The direct journey from Kericho to Eldoret through the Nandi Hills is one of the most varied and spectacular in the west, through countryside that is often far wilder than you’d expect, including bleak mountainous scrublands and jungle-packed ravines. Midway, you cross the Kano Plains and you may have to change transport at Chemelil, a major crossroads in the Nyando valley, down in the flat sugar lands. Beyond, the road zigzags northwards into high tea country again, the homeland of the Nandi, the fiercest early opponents of the British, and the haunt of a crypto-zoological mystery known as the Nandi bear. The only town of any size before Eldoret is Kapsabet, which has a couple of banks, a market, and a trio of reasonable lodgings, but nothing to warrant a stopover unless, again, you need to change matatus. If you’re driving, you might pause at the Kingwal swamp, north of Kapsabet (the road passes right through it), where more than sixty sitatunga antelope hang on in an unprotected wetland area.
Although more bustling than Kericho, and somewhat healthier and pleasanter than Nakuru, ELDORET really has hardly anything to differentiate it from dozens of other highland centres, though as Kenya’s fifth-largest town, it’s a good deal bigger. The Uasin Gishu Plateau all around is reliably fertile cereal, vegetable and stock-raising country; wattle plantations provide the tannin for the town’s leather industry; the Raymond, Rivatex, Raiply and Ken-Knit textile factories provide employment; and Moi University has proved a shot in the arm for local schools. Eldoret’s prosperity is shown clearly enough by the windows of Eldoret Jewellers on the main road.
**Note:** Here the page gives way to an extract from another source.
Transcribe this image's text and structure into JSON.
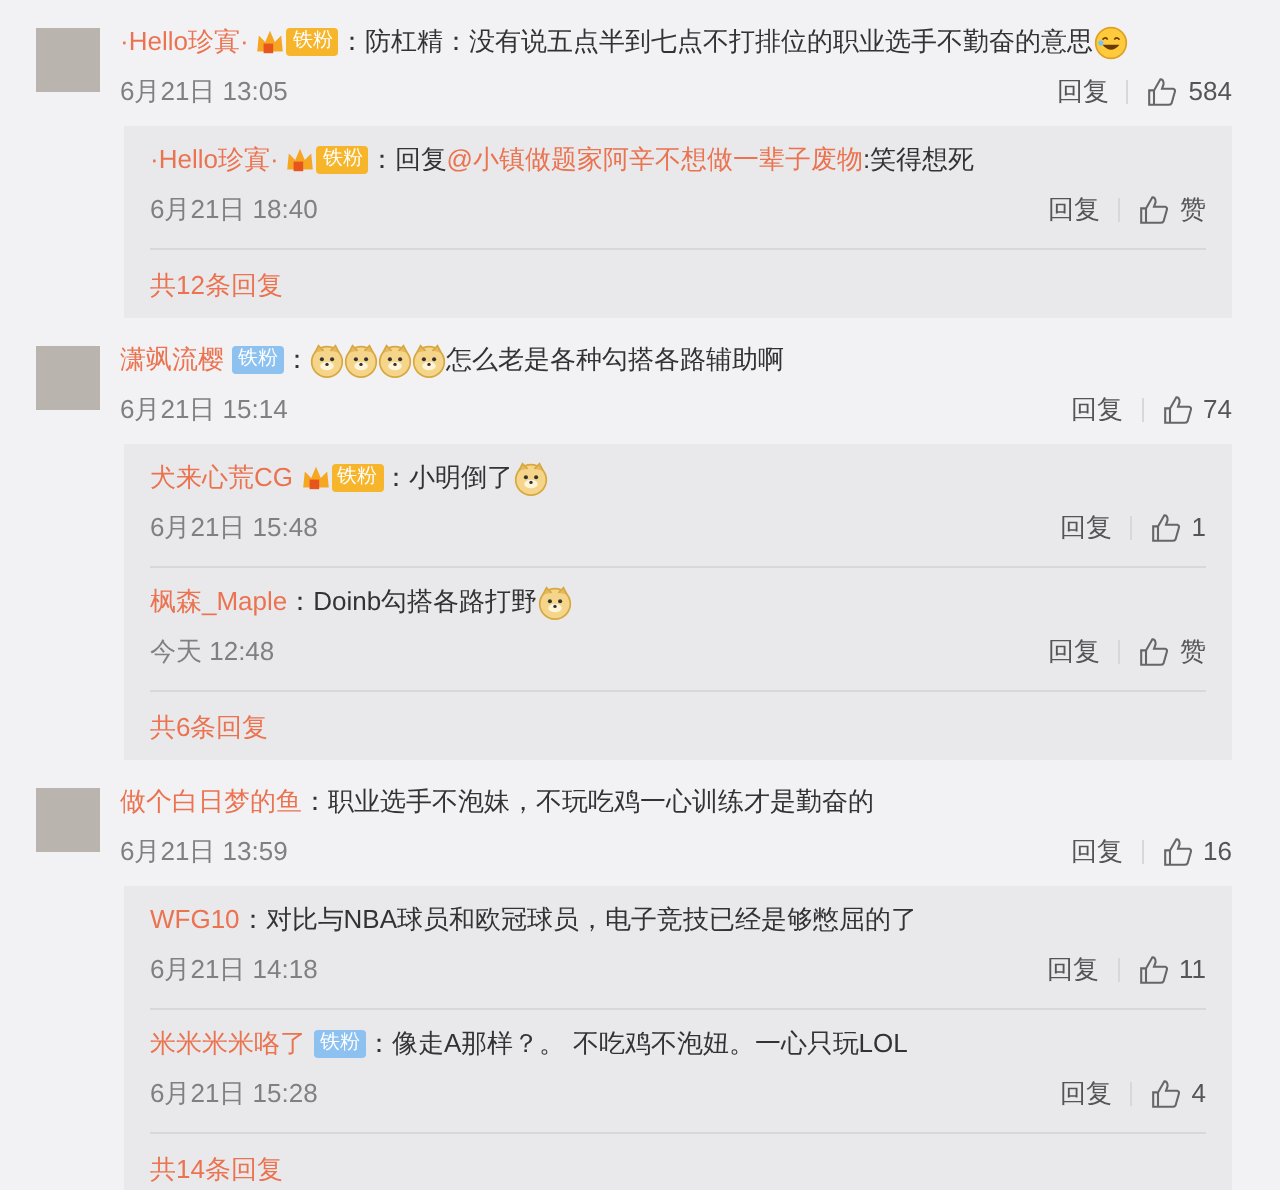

Though there are no sights as such to keep you here for very long, you may well find Eldoret a useful stopover, and it’s refreshingly unthreatening and friendly despite its size. The town’s affluence is reflected in a wide variety of places to stay, eat and drink, and enough nightlife to see you through an evening or two.